● YOUR OBJECTIVE: Pull each line holding the word "image" from the data.

● DATA TO EXAMINE:
━━━━━━━━━━━━━━━━

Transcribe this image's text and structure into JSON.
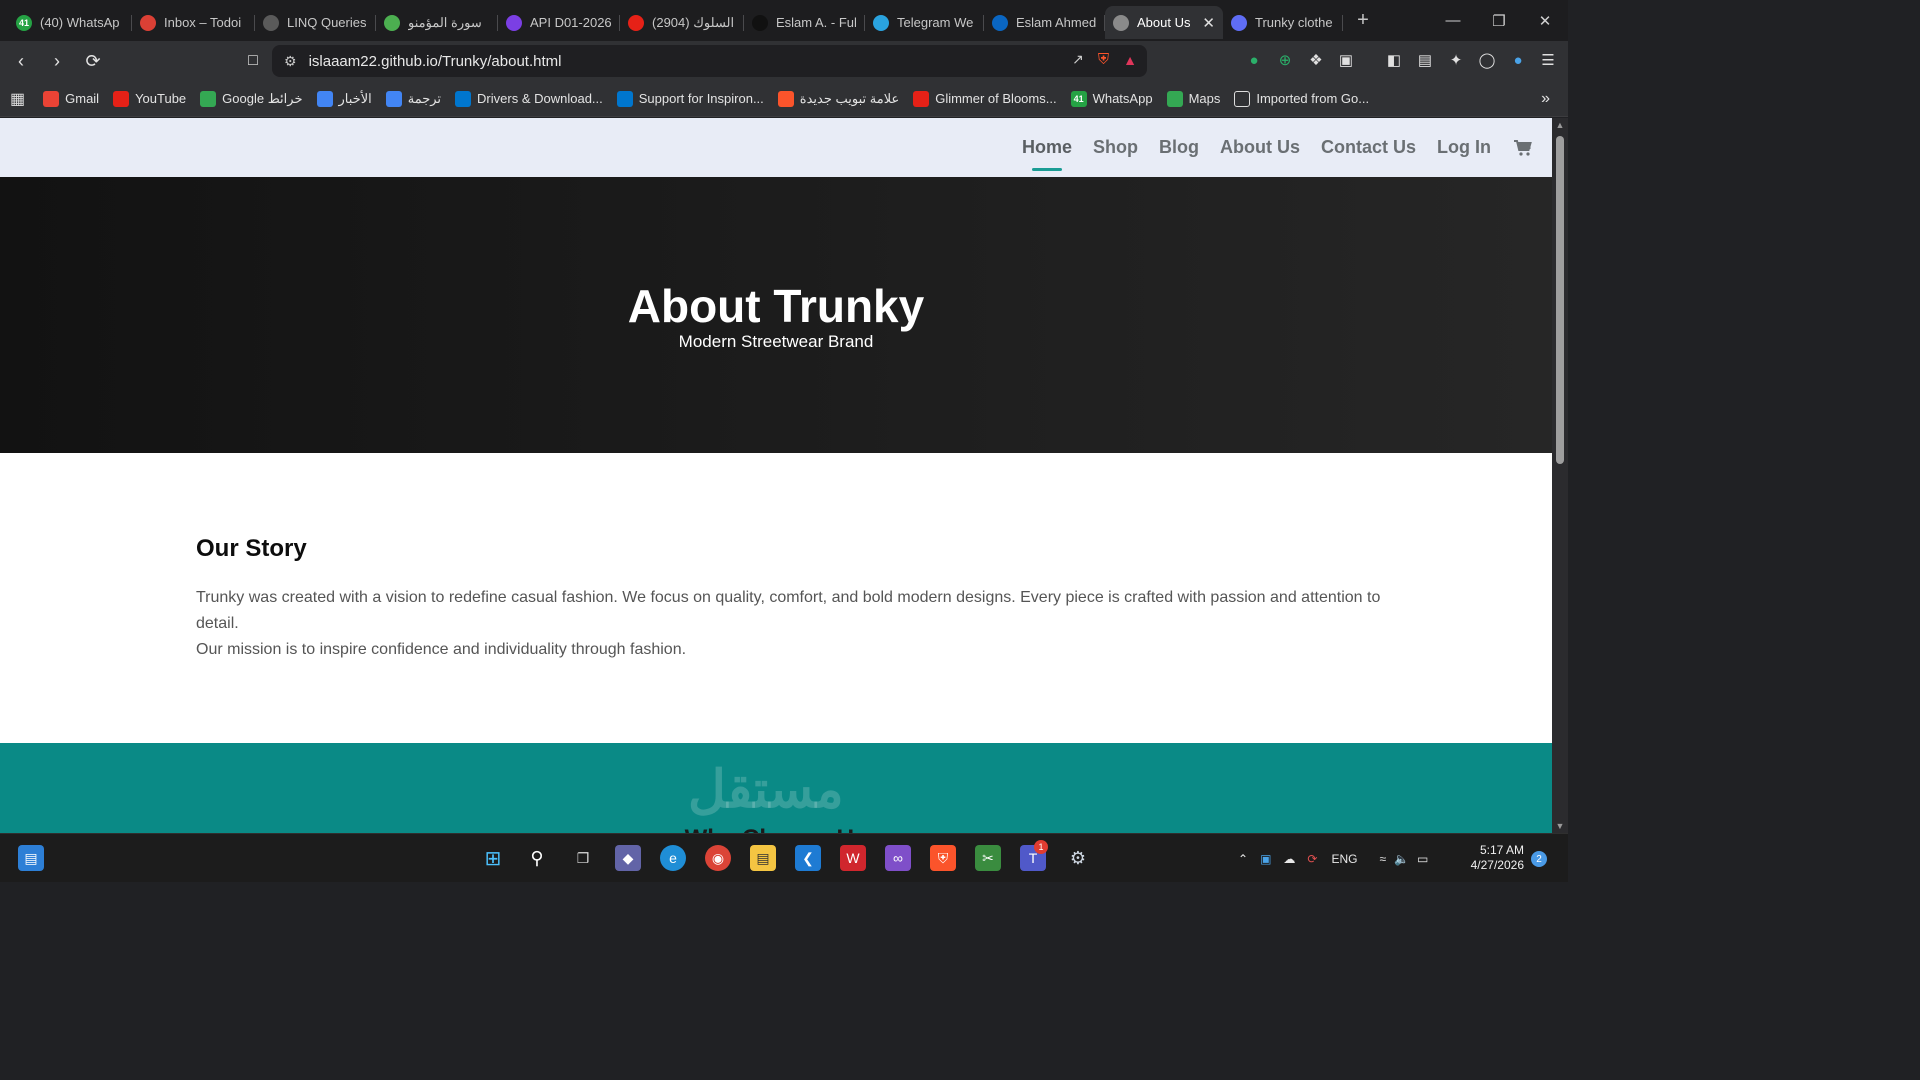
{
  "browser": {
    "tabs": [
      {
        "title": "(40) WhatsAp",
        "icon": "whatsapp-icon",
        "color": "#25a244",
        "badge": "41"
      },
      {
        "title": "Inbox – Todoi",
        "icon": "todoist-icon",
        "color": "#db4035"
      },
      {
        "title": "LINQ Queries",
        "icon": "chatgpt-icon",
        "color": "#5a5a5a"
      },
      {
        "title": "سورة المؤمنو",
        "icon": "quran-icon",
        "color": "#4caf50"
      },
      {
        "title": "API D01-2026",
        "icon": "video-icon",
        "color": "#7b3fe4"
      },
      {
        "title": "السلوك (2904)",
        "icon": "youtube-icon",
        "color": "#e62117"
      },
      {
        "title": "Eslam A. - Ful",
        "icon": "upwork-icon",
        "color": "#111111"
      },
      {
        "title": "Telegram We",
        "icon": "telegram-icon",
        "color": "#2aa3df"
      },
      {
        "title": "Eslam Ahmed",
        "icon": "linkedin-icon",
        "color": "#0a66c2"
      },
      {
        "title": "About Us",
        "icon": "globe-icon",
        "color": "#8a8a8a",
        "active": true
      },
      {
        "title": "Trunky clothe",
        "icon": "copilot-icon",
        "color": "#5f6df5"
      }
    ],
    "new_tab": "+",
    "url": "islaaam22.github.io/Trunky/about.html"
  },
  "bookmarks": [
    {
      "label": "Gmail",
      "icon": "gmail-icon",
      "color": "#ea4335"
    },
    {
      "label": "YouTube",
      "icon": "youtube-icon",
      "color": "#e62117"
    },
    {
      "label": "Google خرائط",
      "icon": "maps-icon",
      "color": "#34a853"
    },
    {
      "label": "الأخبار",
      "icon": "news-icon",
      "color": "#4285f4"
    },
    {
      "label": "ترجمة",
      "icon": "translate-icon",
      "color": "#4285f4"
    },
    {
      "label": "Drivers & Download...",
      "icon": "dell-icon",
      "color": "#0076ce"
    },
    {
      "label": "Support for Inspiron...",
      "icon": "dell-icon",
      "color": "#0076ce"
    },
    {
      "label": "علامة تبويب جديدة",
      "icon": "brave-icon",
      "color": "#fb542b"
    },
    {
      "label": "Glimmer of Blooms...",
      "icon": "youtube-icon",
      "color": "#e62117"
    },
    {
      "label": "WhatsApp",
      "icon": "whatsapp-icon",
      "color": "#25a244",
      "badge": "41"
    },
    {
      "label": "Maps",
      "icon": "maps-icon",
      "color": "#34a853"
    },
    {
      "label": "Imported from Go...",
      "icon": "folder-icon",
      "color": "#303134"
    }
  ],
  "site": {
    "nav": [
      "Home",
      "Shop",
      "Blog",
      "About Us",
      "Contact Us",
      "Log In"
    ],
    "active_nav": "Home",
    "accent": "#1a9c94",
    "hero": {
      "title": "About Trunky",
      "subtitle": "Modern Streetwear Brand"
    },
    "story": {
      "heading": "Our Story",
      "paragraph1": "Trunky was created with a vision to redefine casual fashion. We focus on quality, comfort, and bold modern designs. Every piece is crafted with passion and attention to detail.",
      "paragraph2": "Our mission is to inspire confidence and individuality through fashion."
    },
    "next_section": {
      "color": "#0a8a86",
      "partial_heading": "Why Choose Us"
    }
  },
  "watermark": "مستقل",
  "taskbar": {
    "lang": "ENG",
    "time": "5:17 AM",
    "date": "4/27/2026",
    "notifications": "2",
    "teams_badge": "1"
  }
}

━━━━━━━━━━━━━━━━

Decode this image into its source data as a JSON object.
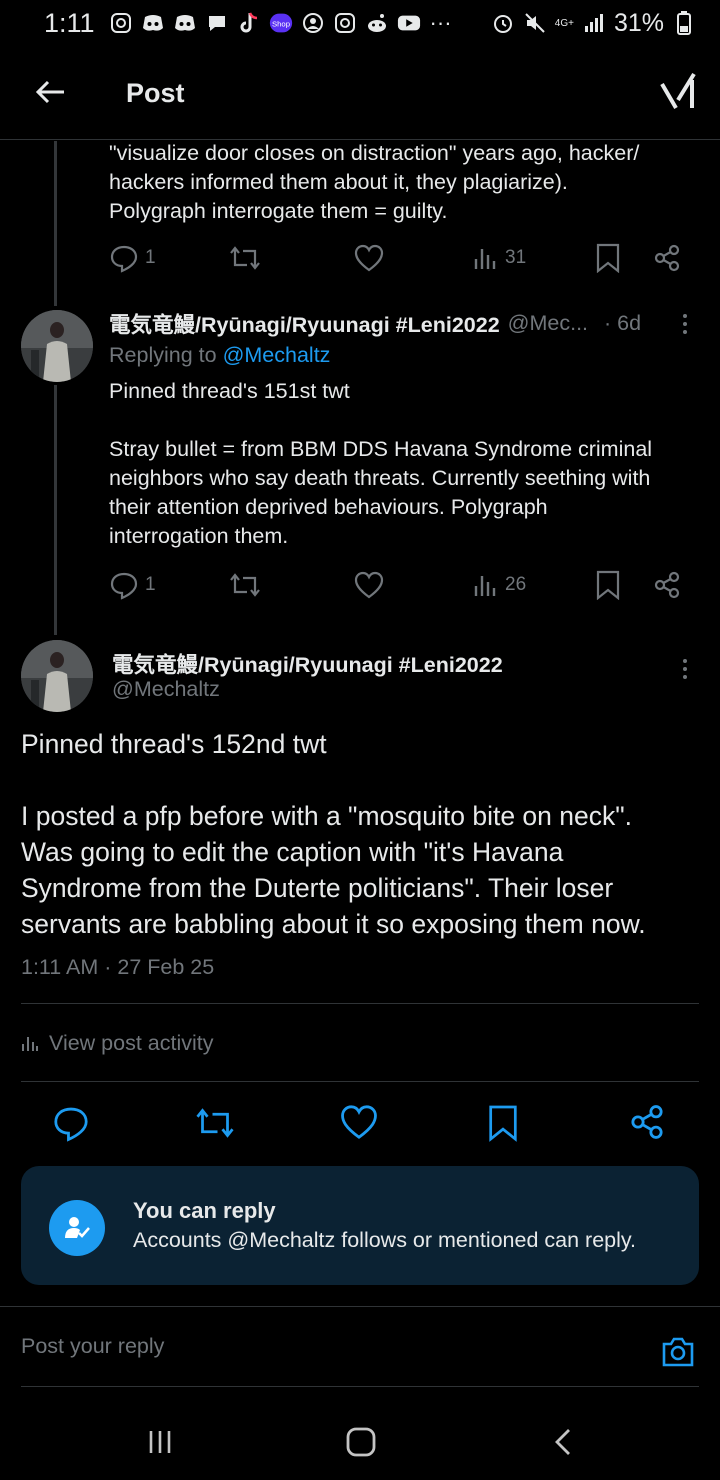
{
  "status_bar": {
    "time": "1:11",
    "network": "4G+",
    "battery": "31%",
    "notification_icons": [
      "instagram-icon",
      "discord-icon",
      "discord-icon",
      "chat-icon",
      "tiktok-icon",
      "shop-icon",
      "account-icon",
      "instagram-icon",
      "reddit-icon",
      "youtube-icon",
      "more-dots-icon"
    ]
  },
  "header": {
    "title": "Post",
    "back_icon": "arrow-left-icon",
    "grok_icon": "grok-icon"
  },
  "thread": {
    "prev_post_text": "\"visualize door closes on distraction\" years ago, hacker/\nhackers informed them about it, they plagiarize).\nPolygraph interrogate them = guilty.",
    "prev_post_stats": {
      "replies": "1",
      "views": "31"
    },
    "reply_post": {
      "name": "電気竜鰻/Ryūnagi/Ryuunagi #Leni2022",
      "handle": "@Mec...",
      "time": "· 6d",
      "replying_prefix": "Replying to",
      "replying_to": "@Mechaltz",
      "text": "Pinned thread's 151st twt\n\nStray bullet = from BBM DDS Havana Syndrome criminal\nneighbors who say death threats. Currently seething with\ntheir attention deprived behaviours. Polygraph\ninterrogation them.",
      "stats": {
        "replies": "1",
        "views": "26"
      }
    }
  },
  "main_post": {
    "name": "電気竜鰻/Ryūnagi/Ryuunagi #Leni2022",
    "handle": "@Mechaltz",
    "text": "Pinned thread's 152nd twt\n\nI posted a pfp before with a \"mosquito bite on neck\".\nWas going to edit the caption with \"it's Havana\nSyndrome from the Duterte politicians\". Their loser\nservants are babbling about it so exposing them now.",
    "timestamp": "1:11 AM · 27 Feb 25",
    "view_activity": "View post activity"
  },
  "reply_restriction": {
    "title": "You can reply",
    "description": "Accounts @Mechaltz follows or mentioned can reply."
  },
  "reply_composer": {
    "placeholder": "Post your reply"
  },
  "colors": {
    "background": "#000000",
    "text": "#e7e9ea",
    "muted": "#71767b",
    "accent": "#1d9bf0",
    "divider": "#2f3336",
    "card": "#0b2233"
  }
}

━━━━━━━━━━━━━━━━

● RESPONSE:
Transcribe this image's text and structure into JSON.
Decode this image into its source data as a JSON object.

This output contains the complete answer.